  • Who is selected?

Continue reading

Provider Self-Disclosures of Overpayments for Medicare Part C – Managed Care

medicare part c overpayment

medicare part c overpaymentBy: Karina Gonzalez

When providers or suppliers self-report overpayments to Medicare Part C Managed Care organization, there is some uncertainty on what lookback period applies and whether there actually is an overpayment obligation. Is it Medicare’s 60-day overpayment rule that applies or do the Managed Care Part C organizations impose a different lookback period for overpayments?

CMS (The Centers for Medicare & Medicaid Services) published its Final Rule clarifying the procedures applicable to the statutory requirement under the Affordable Care Act (“ACA”) for providers and suppliers to self-report and return overpayments. (The Final Rule was published on February 12, 2016). The Final Rule applies to Medicare Parts A and B and addresses the procedures that a provider or supplier need to follow to investigate, identify, quantify to self-report and return an overpayment. The Final Rule clarifies the obligations of Medicare providers and suppliers to report and return overpayments for claims originating only under Medicare Parts A and B. The final rule does not address, or reference, the obligations of providers to return overpayments to Medicare Advantage organizations for Part C claims.Continue reading
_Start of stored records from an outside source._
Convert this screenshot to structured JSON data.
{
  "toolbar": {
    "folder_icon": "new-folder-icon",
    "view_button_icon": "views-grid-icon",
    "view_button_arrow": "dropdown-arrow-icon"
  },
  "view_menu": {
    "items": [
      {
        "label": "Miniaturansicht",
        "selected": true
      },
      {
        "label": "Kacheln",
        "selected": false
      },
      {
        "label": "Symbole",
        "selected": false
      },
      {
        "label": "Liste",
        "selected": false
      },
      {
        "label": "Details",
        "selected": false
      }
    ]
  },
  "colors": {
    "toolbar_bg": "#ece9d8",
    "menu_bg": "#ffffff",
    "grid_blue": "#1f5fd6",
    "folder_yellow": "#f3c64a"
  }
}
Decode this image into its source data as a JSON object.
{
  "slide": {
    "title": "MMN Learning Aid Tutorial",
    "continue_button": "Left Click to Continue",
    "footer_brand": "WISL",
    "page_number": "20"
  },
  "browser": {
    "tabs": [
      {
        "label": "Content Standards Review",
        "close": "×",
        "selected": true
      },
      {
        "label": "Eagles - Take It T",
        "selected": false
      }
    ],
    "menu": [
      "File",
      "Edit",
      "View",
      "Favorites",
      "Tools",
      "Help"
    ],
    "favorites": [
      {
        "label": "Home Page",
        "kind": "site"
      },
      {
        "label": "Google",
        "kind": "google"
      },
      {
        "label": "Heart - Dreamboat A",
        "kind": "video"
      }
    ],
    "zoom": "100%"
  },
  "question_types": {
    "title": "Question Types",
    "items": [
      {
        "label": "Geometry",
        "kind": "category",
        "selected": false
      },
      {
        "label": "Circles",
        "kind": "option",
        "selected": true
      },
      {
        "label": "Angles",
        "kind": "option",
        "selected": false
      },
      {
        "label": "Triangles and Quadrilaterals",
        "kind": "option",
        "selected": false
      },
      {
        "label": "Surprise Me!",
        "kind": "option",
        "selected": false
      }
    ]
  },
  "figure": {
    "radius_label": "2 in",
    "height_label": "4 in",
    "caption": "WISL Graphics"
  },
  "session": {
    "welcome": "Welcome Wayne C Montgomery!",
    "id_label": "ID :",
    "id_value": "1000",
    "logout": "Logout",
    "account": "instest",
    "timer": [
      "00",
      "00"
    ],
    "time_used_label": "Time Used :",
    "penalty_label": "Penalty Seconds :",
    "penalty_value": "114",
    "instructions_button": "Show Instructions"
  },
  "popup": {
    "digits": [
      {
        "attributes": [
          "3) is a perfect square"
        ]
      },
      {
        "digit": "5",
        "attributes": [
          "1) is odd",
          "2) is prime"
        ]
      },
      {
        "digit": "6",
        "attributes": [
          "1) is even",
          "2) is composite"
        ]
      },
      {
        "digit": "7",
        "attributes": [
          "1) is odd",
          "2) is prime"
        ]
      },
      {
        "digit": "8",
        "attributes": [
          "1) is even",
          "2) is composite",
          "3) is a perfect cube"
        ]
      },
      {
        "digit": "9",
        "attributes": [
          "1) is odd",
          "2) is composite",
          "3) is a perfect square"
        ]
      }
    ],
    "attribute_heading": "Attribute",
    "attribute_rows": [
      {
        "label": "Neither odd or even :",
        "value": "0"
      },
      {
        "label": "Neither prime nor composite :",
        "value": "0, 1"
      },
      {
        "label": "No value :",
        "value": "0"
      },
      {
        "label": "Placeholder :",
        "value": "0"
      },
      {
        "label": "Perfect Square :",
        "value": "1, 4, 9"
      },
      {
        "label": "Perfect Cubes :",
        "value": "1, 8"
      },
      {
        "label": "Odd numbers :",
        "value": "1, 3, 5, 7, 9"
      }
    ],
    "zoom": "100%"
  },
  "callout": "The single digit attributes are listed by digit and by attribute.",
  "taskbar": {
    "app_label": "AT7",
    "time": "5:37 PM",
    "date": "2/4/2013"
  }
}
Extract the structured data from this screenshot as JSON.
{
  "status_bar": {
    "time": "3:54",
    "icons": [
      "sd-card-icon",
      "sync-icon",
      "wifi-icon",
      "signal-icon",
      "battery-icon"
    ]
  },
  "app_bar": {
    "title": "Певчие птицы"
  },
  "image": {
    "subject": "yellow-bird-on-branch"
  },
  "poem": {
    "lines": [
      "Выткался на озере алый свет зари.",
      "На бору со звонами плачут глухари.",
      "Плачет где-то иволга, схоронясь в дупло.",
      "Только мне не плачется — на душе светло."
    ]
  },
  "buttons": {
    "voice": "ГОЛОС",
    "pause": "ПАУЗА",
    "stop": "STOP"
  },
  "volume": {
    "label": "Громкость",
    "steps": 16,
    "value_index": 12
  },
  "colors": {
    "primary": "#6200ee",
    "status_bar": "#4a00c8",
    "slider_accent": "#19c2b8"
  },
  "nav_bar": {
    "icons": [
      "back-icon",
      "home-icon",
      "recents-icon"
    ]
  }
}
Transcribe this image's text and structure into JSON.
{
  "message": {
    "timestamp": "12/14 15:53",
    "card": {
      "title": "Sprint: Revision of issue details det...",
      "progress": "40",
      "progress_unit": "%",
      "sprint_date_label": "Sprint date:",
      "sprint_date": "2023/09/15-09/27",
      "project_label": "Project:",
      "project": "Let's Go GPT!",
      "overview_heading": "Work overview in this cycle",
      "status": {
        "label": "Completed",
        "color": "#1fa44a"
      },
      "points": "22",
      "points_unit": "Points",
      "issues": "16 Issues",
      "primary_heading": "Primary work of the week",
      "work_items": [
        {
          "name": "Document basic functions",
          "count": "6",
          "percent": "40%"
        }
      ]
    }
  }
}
Medicare Backlog Update: Judge Orders Elimination of the ALJ Backlog by 2022

medicare backlogBy: Matt Fischer

On November 1, 2018, a federal court judge in the U.S. District Court for the District of Columbia granted a motion for summary judgment in favor of the American Hospital Association (AHA) ordering the U.S. Department of Health and Human Services (HHS) to clear the Medicare appeal backlog by fiscal year (FY) 2022.  If you have not been following this litigation, the AHA initially filed suit in 2014 against the Secretary of the U.S. Department of Health and Human Services (HHS) requesting an order from the court mandating the Office of Medicare Hearings and Appeals (OMHA) within HHS to comply with its statutory deadlines (i.e. to issue a decision within 90 days).  Following brief review by the U.S. Court of Appeals and upon the case being before the district court for a third time, the case has finally reached a resolution.

In short, HHS agreed that due to recent funding, compliance is possible within four years.  Accordingly, the judge set the following deadlines for HHS and OMHA:Continue reading